When comparing laser cutting technology to traditional cutting methods, laser cutting offers superior precision, as it utilizes a high-intensity laser beam to cut through materials with exceptional accuracy, even for intricate details.
Recent Applications of Laser Cutting
Laser cutting is a technology that employs a high-power laser beam to slice through various materials. Traditionally utilized in industrial manufacturing, it is now finding applications in schools, small businesses, and even among hobbyists. Laser cutting operates by directing the laser beam through optics, with the assistance of CNC (computer numerical control). This controlled laser beam is precisely aimed at the material, causing it to either melt, burn, vaporize, or be blown away by a jet of gas, resulting in a high-quality surface finish on the cut edges.
Why Laser Technology is Used for Cutting?
Laser technology serves multiple purposes, including cutting metal plates with remarkable precision. When working with mild steel, stainless steel, and aluminum plates, laser cutting delivers highly accurate results, excellent cut quality, a minimal kerf width, a limited heat-affected zone, and the ability to cut intricate shapes and small holes.
While most people are aware that "LASER" stands for "Light Amplification by Stimulated Emission of Radiation," the mechanism behind how light can cut through steel plates is less commonly understood.
The laser beam consists of extremely intense light with a single wavelength, often in the infrared part of the light spectrum (invisible to the human eye), and it is approximately 3/4 of an inch in diameter as it travels from the laser resonator to the machine's beam path. Mirrors or "beam benders" can direct the beam in various directions before it is focused on the plate. Just before hitting the plate, the focused laser beam passes through a nozzle, which also allows a compressed gas, such as oxygen or nitrogen, to flow through it.

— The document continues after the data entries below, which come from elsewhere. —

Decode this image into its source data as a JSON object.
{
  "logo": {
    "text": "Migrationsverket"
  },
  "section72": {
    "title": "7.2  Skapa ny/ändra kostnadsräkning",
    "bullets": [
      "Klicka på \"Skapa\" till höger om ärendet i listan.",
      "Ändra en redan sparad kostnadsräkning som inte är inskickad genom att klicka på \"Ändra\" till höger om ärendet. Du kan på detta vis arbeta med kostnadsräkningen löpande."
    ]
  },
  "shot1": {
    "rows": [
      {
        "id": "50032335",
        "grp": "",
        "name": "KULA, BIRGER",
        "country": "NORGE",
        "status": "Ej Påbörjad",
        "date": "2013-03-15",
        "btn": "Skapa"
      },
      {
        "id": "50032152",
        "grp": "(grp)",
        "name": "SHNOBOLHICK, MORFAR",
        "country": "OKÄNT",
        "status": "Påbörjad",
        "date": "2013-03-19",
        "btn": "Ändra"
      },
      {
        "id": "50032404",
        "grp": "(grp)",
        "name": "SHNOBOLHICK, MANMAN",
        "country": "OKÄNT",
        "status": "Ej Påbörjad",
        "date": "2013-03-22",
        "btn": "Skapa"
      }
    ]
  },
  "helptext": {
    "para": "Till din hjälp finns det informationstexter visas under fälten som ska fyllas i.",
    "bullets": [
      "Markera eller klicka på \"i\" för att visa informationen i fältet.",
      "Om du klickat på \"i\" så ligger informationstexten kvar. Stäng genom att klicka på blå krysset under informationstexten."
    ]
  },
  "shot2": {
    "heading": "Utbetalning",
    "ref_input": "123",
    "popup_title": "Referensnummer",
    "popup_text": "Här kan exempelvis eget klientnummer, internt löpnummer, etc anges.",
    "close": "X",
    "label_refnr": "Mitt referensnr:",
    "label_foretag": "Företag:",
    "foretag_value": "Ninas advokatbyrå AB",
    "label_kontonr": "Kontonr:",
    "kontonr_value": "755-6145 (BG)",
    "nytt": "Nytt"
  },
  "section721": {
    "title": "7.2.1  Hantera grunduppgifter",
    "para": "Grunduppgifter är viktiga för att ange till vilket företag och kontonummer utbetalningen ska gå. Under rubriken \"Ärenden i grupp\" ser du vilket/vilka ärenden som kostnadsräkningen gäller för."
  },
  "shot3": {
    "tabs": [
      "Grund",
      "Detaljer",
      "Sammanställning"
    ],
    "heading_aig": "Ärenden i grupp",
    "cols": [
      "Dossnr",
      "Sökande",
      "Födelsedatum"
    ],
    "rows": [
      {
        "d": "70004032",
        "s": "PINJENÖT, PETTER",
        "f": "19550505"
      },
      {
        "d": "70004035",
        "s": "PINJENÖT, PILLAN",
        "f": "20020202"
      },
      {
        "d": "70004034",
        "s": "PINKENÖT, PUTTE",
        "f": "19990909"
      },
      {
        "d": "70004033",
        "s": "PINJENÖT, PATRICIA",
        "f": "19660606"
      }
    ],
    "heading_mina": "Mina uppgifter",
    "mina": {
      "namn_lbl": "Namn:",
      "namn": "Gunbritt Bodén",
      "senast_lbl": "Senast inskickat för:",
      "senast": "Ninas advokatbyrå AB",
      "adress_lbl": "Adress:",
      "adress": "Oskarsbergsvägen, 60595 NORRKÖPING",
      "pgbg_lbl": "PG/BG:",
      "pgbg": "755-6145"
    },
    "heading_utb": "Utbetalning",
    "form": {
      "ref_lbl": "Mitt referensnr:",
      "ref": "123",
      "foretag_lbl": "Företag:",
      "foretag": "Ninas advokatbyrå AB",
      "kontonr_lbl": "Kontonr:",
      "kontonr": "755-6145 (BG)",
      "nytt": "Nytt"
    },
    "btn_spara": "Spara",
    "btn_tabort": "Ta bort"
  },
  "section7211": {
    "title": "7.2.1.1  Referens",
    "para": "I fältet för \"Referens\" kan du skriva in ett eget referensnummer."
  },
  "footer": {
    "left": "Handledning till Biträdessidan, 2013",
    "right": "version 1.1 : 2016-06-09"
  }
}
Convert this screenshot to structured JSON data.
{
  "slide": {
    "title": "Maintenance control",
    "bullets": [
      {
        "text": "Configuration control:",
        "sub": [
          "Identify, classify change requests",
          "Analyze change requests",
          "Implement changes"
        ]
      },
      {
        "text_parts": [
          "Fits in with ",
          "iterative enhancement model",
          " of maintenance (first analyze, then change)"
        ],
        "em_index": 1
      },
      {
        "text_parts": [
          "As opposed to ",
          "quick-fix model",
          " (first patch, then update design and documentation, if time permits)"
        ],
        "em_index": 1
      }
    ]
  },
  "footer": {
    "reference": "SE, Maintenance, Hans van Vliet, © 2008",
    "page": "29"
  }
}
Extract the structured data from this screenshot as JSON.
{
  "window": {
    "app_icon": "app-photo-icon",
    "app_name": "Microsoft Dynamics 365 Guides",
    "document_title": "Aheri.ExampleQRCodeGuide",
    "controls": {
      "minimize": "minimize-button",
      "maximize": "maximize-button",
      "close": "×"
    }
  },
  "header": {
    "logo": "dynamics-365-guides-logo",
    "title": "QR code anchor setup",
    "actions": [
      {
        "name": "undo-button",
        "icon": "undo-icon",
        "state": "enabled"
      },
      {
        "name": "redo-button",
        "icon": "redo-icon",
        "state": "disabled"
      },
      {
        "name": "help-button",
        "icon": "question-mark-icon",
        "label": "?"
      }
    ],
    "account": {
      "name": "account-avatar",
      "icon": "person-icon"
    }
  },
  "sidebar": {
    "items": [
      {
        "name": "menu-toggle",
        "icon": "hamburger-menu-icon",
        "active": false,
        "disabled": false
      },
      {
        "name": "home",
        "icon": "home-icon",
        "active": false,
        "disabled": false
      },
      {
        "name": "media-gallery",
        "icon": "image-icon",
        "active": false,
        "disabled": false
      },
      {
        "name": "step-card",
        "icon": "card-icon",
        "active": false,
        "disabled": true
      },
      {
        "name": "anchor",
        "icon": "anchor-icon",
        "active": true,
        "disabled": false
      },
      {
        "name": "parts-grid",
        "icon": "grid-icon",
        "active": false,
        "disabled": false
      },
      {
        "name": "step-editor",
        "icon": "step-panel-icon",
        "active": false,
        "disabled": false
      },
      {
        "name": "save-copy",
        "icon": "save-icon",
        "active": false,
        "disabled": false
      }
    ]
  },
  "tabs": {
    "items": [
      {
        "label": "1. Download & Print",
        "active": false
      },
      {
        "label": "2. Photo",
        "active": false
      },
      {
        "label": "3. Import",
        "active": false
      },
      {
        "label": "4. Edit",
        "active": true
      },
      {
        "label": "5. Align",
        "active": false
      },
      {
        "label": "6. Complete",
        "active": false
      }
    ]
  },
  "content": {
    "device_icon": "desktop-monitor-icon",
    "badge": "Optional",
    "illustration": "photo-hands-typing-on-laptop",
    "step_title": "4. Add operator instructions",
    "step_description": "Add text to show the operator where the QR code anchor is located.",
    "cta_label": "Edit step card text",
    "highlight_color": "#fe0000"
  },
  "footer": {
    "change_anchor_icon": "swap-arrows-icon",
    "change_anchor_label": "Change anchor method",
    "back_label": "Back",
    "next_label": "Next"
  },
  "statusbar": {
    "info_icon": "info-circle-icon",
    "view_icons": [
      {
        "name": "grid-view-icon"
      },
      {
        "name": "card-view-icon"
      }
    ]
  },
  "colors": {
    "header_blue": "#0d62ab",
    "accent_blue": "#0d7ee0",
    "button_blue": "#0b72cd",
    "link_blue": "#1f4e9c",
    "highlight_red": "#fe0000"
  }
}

How Does a Laser Cutting Machine Work?
A laser cutting machine functions by emitting a high-intensity laser beam with a single wavelength or color, which is then focused on a specific cutting point on the object. This precise focus intensifies the thermal density, enabling rapid melting and cutting. When the laser beam is combined with high-pressure gas, it first vaporizes the material, and the pressurized gas expels the molten metal from the cut. Simultaneously, a CNC laser cutting machine controls the movement of the laser cutting head, calculating the optimal path and maintaining the accurate distance between the laser head and the workpiece.
Compared to traditional mechanical cutting methods, laser cutting offers superior precision, eliminates the need for physical contact with the material, reduces contamination of the workpiece, and minimizes friction and wear on the laser cutting machine itself. Laser cutting technology excels at achieving intricate and precise cutting requirements, with the added benefits of a small heat-affected zone and exceptional stability and accuracy.